Chelsea College of Arts

After a successful launch at CSM and month-long programme at LCC, the Decolonising the Arts Curriculum Zine was in residence at Camberwell, Chelsea and Wimbledon Colleges of Arts from November 2018 to January 2019.

Content from the zine was displayed at Chelsea College of Arts in January. Exhibitions, book talks, film screenings and other events were organised by Associate Lecturer Rahul Patel with Academic Support Librarian Gustavo Grandal Montero and other staff and students. 


January 2019: Display in entrance to Chelsea Collage of Arts: Selection of artwork from zine 1

Frankenstein or the post Modern Prometheus – Grafting the skin. By Maria Kheirkhah

(Main library and Old Library – 9 until 31 January)

Inspired by Mary Shelley’s novel Frankenstein these series of art works explore the implications of the constructed imaginaries within our current social and political moment, impacting the context in which these art works are produced.

The text examines and intervenes in the way Mary Shelley constructs the Otherness of a specific Muslim female character within the book drawing parallel with the current media portrayal of the Muslim women.

My Library by Mary Evans

Displayed at Chelsea College of Arts Old Library – until Summer 2019

My Library is a collection of commemorative portraits on plates of some of the authors whose books I have in my book shelves at home. Below each plate is a label with a title of a book by the author. If viewers know or find out about the book, they will discover the identity of the author.

Book talks

A series of lunch time book talks discussing titles influential in thinking about decolonisation and related topics. The talks were held in the Library at 1pm throughout January, and will lead to the production of an annotated bibliography of all the books discussed:

Email Gustavo Grandal Montero for information:

Events and Workshops

Launch Event: Thursday 10 January 5.30pm at Chelsea Canteen Annexe. Talks and drinks reception in the college canteen. Speakers included Jess Crilly, Karl Foster, Ayanna Joseph, Maria Kheirkhah, Jayne Knowles, Sophia Phoca, Lucy Panesar, Rahul Patel, E Okobi, Jhinuk Sarkar and Joel Simpson.

Workshop: Value of difference. Tuesday 22nd 2-4pm (Library). Recognising the ‘value of difference’ can be a crucial initial first step in decolonising our minds… In this short workshop, we will engage with definitions of knowledge and learning, and will explore the idea of libraries (and archives) as ‘curated spaces’ which support the ideas and ideologies of different (cultural) institutions.
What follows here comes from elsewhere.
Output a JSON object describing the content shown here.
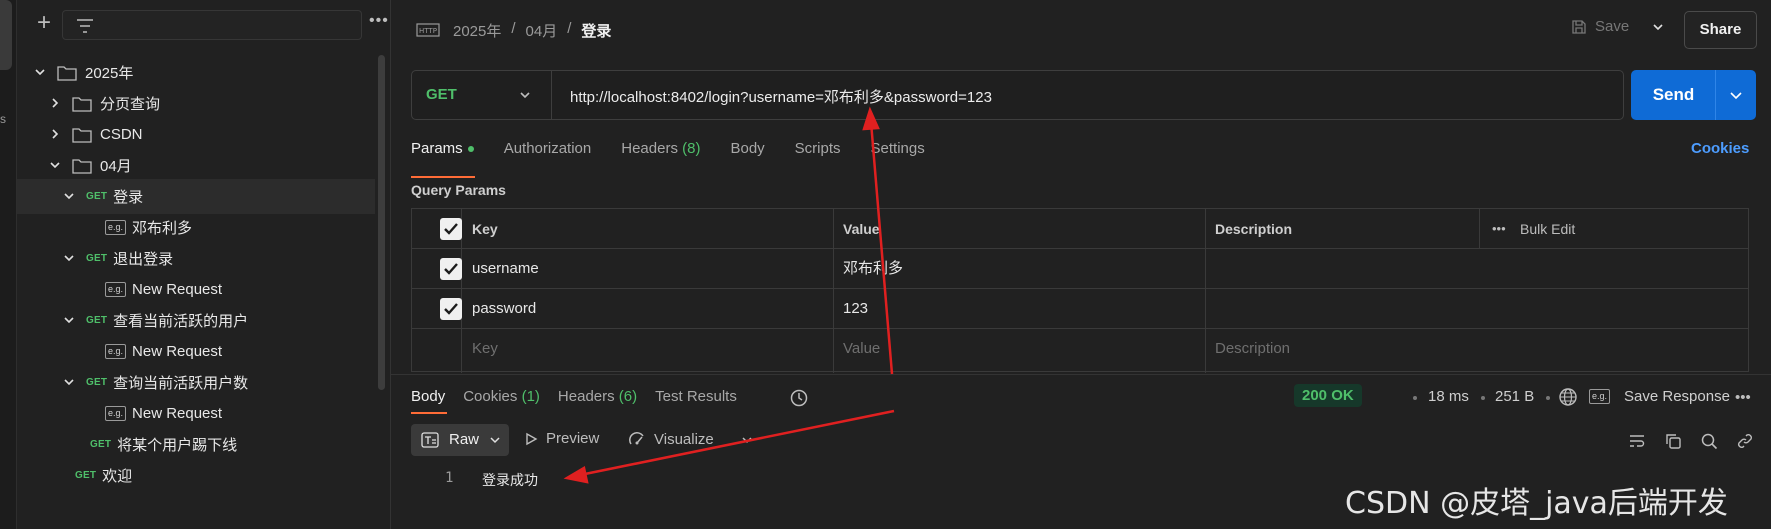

With Alex Duncan and Adam Ramejkis.

Film Première: Rhapsody in four colours by Mahmood Jamal. Wednesday 23rd 2-4pm (Lecture Theatre). The film documents the installation of Rasheed Araeen’s new major work for the Aga Khan Centre in London. Première followed by panel talk with Mahmood Jamal, Virginia Whiles and Donald Smith.

Image from ‘Rhapsody in four colours’ (courtesy of Mahmood Jamal)
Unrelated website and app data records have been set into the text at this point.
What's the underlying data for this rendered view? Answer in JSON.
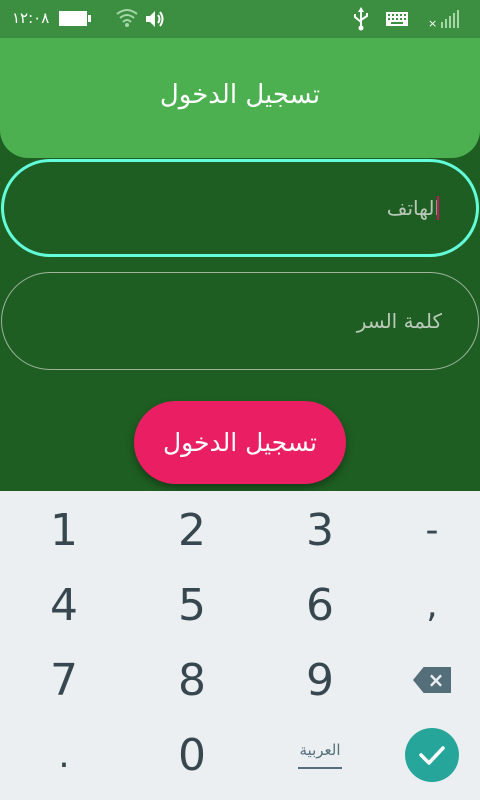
{
  "status_bar": {
    "time": "١٢:٠٨",
    "icons": [
      "battery-icon",
      "wifi-icon",
      "volume-icon",
      "usb-icon",
      "keyboard-icon",
      "signal-icon"
    ]
  },
  "header": {
    "title": "تسجيل الدخول"
  },
  "form": {
    "phone": {
      "placeholder": "الهاتف",
      "value": ""
    },
    "password": {
      "placeholder": "كلمة السر",
      "value": ""
    },
    "login_label": "تسجيل الدخول"
  },
  "keyboard": {
    "row1": [
      "1",
      "2",
      "3",
      "-"
    ],
    "row2": [
      "4",
      "5",
      "6",
      ","
    ],
    "row3": [
      "7",
      "8",
      "9"
    ],
    "row4": [
      ".",
      "0"
    ],
    "language_label": "العربية"
  },
  "colors": {
    "background": "#1e5e22",
    "header": "#4caf50",
    "status_bar": "#3c8f40",
    "field_focus_border": "#64ffda",
    "accent": "#e91e63",
    "keyboard_bg": "#eceff1",
    "enter_key": "#26a69a"
  }
}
Thursday 17th 5-7pm, Central Saint Martins (D107) Reading Collections: the African-Caribbean, Asian and African Art in Britain Archive reading group
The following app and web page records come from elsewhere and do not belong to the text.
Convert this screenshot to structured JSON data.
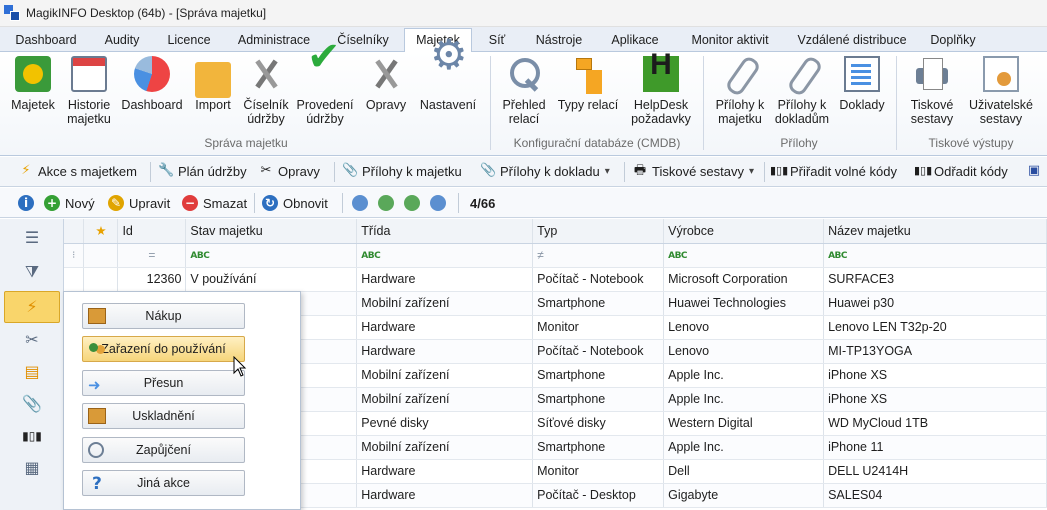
{
  "window": {
    "title": "MagikINFO Desktop (64b) - [Správa majetku]"
  },
  "tabs": [
    "Dashboard",
    "Audity",
    "Licence",
    "Administrace",
    "Číselníky",
    "Majetek",
    "Síť",
    "Nástroje",
    "Aplikace",
    "Monitor aktivit",
    "Vzdálené distribuce",
    "Doplňky"
  ],
  "active_tab": "Majetek",
  "ribbon": {
    "groups": {
      "sprava": "Správa majetku",
      "cmdb": "Konfigurační databáze (CMDB)",
      "prilohy": "Přílohy",
      "tisk": "Tiskové výstupy"
    },
    "buttons": {
      "majetek": [
        "Majetek",
        ""
      ],
      "historie": [
        "Historie",
        "majetku"
      ],
      "dashboard": [
        "Dashboard",
        ""
      ],
      "import": [
        "Import",
        ""
      ],
      "ciselnik": [
        "Číselník",
        "údržby"
      ],
      "provedeni": [
        "Provedení",
        "údržby"
      ],
      "opravy": [
        "Opravy",
        ""
      ],
      "nastaveni": [
        "Nastavení",
        ""
      ],
      "prehled": [
        "Přehled",
        "relací"
      ],
      "typy": [
        "Typy relací",
        ""
      ],
      "helpdesk": [
        "HelpDesk",
        "požadavky"
      ],
      "prilohy_majetek": [
        "Přílohy k",
        "majetku"
      ],
      "prilohy_doklad": [
        "Přílohy k",
        "dokladům"
      ],
      "doklady": [
        "Doklady",
        ""
      ],
      "tiskove": [
        "Tiskové",
        "sestavy"
      ],
      "uzivatelske": [
        "Uživatelské",
        "sestavy"
      ]
    }
  },
  "actionbar": {
    "akce": "Akce s majetkem",
    "plan": "Plán údržby",
    "opravy": "Opravy",
    "prilohy_majetek": "Přílohy k majetku",
    "prilohy_doklad": "Přílohy k dokladu",
    "tiskove": "Tiskové sestavy",
    "priradit": "Přiřadit volné kódy",
    "odradit": "Odřadit kódy"
  },
  "recordbar": {
    "novy": "Nový",
    "upravit": "Upravit",
    "smazat": "Smazat",
    "obnovit": "Obnovit",
    "counter": "4/66"
  },
  "grid": {
    "columns": [
      "Id",
      "Stav majetku",
      "Třída",
      "Typ",
      "Výrobce",
      "Název majetku"
    ],
    "filter_symbols": {
      "abc": "ABC",
      "eq": "=",
      "neq": "≠"
    },
    "rows": [
      {
        "id": "12360",
        "stav": "V používání",
        "trida": "Hardware",
        "typ": "Počítač - Notebook",
        "vyrobce": "Microsoft Corporation",
        "nazev": "SURFACE3"
      },
      {
        "id": "",
        "stav": "",
        "trida": "Mobilní zařízení",
        "typ": "Smartphone",
        "vyrobce": "Huawei Technologies",
        "nazev": "Huawei p30"
      },
      {
        "id": "",
        "stav": "",
        "trida": "Hardware",
        "typ": "Monitor",
        "vyrobce": "Lenovo",
        "nazev": "Lenovo LEN T32p-20"
      },
      {
        "id": "",
        "stav": "",
        "trida": "Hardware",
        "typ": "Počítač - Notebook",
        "vyrobce": "Lenovo",
        "nazev": "MI-TP13YOGA"
      },
      {
        "id": "",
        "stav": "",
        "trida": "Mobilní zařízení",
        "typ": "Smartphone",
        "vyrobce": "Apple Inc.",
        "nazev": "iPhone XS"
      },
      {
        "id": "",
        "stav": "",
        "trida": "Mobilní zařízení",
        "typ": "Smartphone",
        "vyrobce": "Apple Inc.",
        "nazev": "iPhone XS"
      },
      {
        "id": "",
        "stav": "",
        "trida": "Pevné disky",
        "typ": "Síťové disky",
        "vyrobce": "Western Digital",
        "nazev": "WD MyCloud 1TB"
      },
      {
        "id": "",
        "stav": "",
        "trida": "Mobilní zařízení",
        "typ": "Smartphone",
        "vyrobce": "Apple Inc.",
        "nazev": "iPhone 11"
      },
      {
        "id": "",
        "stav": "",
        "trida": "Hardware",
        "typ": "Monitor",
        "vyrobce": "Dell",
        "nazev": "DELL U2414H"
      },
      {
        "id": "",
        "stav": "",
        "trida": "Hardware",
        "typ": "Počítač - Desktop",
        "vyrobce": "Gigabyte",
        "nazev": "SALES04"
      }
    ]
  },
  "popup": {
    "items": [
      "Nákup",
      "Zařazení do používání",
      "Přesun",
      "Uskladnění",
      "Zapůjčení",
      "Jiná akce"
    ]
  },
  "colors": {
    "accent": "#2f6fd6",
    "active_sidebar": "#f9d56b",
    "hover_button": "#f6d57a"
  }
}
Reading Groups

The reading group discussed the editorial introduction to Black Phoenix n.1 (1978) by editors Mahmood Jamal and Rasheed Araeen. See images here.

The first meeting for 2018/19 of the Reading Collections: the African-Caribbean, Asian and African Art in Britain Archive reading group, was held at Chelsea College of the Arts Library on 15 November. Find images here.

For more information about the reading group and to register visit Academic Support Online:

For information about the African-Caribbean, Asian and African Art in Britain Archive, held at Chelsea College of Arts Library, see:

Rasheed Araeen, Peter Fillingham and Chelsea Space. Rasheed Araeen’s work was on show from 14 November to 14 December 2018 at Chelsea Space in a joint exhibition with Peter Fillingham. Rasheed Araeen is quoted on page 26 of the Zine:

‘One shouldn’t perhaps look at the art education institutions alone for the answers, as they are only parts of the art establishment at large. The knowledge which is passed on to art students is actually the knowledge received from the art establishment (i.e., art galleries, museums, art publications, etc.) generated by its recognition and signification of art activity. And since this recognition has not been given to black artists, even when some of them have been on the forefront of new developments in contemporary visual arts, they have remained, along with their contributions, invisible’ (National Conference On Art and Design through Education, 1981).